▶ **ASSIGNMENT**
Output the data below exactly as it is, dropping the pictures from your copy.

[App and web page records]
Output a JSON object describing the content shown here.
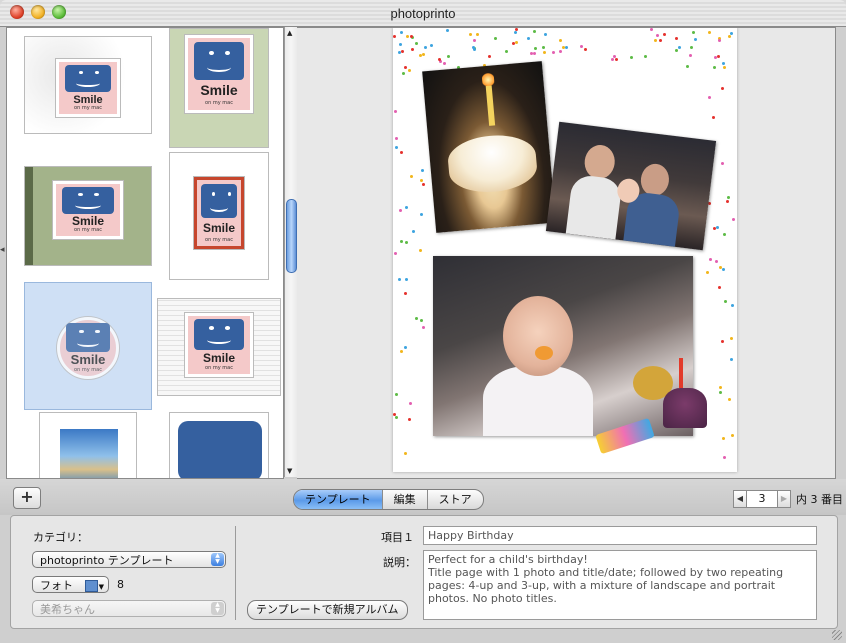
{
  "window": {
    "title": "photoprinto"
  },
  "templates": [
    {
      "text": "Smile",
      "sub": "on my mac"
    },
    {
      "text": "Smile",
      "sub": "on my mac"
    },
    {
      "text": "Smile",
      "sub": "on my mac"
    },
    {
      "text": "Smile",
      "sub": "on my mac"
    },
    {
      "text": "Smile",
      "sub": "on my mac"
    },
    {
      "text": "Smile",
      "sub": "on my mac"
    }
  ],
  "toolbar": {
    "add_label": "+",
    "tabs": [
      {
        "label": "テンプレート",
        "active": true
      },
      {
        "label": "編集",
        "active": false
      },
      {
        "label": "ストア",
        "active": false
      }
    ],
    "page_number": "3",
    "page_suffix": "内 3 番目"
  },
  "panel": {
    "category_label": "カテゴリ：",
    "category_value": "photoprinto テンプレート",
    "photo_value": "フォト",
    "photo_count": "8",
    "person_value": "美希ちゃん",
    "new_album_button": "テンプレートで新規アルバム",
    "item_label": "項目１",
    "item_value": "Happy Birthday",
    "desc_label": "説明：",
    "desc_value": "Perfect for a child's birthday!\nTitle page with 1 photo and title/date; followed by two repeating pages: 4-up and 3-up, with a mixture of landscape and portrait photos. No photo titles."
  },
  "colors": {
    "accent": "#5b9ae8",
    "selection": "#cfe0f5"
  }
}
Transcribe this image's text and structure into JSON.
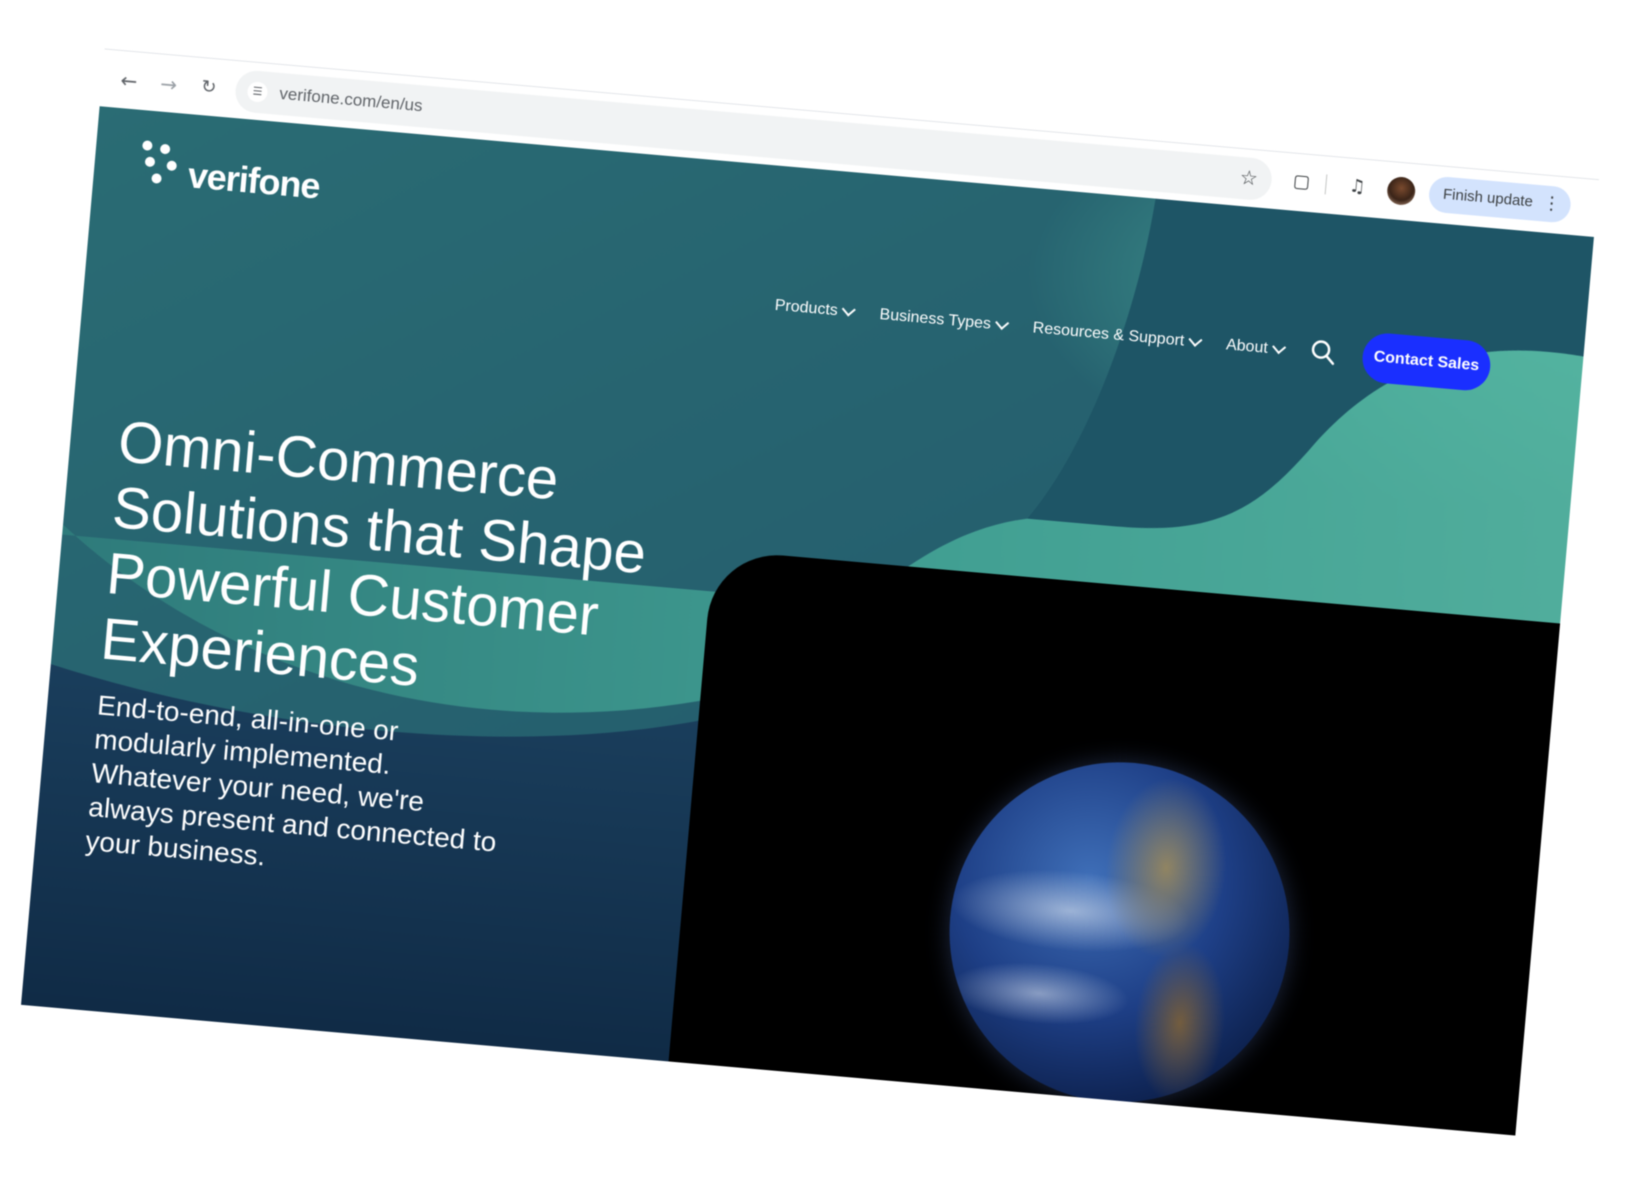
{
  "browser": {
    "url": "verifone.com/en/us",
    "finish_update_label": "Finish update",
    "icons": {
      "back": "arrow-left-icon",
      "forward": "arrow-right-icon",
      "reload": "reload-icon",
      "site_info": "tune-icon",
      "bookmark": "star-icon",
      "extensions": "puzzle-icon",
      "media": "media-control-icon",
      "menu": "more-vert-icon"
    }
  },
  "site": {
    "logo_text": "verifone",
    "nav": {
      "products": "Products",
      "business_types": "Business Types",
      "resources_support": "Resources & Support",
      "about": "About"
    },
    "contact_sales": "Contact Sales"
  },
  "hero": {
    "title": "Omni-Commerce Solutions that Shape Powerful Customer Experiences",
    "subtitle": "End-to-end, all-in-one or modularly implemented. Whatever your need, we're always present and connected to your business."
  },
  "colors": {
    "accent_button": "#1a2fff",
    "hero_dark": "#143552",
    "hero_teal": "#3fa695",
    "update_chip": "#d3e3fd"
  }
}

▶ **EXERCISE RESPONSE**
Output a JSON object describing the content shown here.
{
  "window": {
    "title": "photoprinto"
  },
  "templates": [
    {
      "text": "Smile",
      "sub": "on my mac"
    },
    {
      "text": "Smile",
      "sub": "on my mac"
    },
    {
      "text": "Smile",
      "sub": "on my mac"
    },
    {
      "text": "Smile",
      "sub": "on my mac"
    },
    {
      "text": "Smile",
      "sub": "on my mac"
    },
    {
      "text": "Smile",
      "sub": "on my mac"
    }
  ],
  "toolbar": {
    "add_label": "+",
    "tabs": [
      {
        "label": "テンプレート",
        "active": true
      },
      {
        "label": "編集",
        "active": false
      },
      {
        "label": "ストア",
        "active": false
      }
    ],
    "page_number": "3",
    "page_suffix": "内 3 番目"
  },
  "panel": {
    "category_label": "カテゴリ：",
    "category_value": "photoprinto テンプレート",
    "photo_value": "フォト",
    "photo_count": "8",
    "person_value": "美希ちゃん",
    "new_album_button": "テンプレートで新規アルバム",
    "item_label": "項目１",
    "item_value": "Happy Birthday",
    "desc_label": "説明：",
    "desc_value": "Perfect for a child's birthday!\nTitle page with 1 photo and title/date; followed by two repeating pages: 4-up and 3-up, with a mixture of landscape and portrait photos. No photo titles."
  },
  "colors": {
    "accent": "#5b9ae8",
    "selection": "#cfe0f5"
  }
}
Transcribe this image's text and structure into JSON.
{
  "browser": {
    "url": "verifone.com/en/us",
    "finish_update_label": "Finish update",
    "icons": {
      "back": "arrow-left-icon",
      "forward": "arrow-right-icon",
      "reload": "reload-icon",
      "site_info": "tune-icon",
      "bookmark": "star-icon",
      "extensions": "puzzle-icon",
      "media": "media-control-icon",
      "menu": "more-vert-icon"
    }
  },
  "site": {
    "logo_text": "verifone",
    "nav": {
      "products": "Products",
      "business_types": "Business Types",
      "resources_support": "Resources & Support",
      "about": "About"
    },
    "contact_sales": "Contact Sales"
  },
  "hero": {
    "title": "Omni-Commerce Solutions that Shape Powerful Customer Experiences",
    "subtitle": "End-to-end, all-in-one or modularly implemented. Whatever your need, we're always present and connected to your business."
  },
  "colors": {
    "accent_button": "#1a2fff",
    "hero_dark": "#143552",
    "hero_teal": "#3fa695",
    "update_chip": "#d3e3fd"
  }
}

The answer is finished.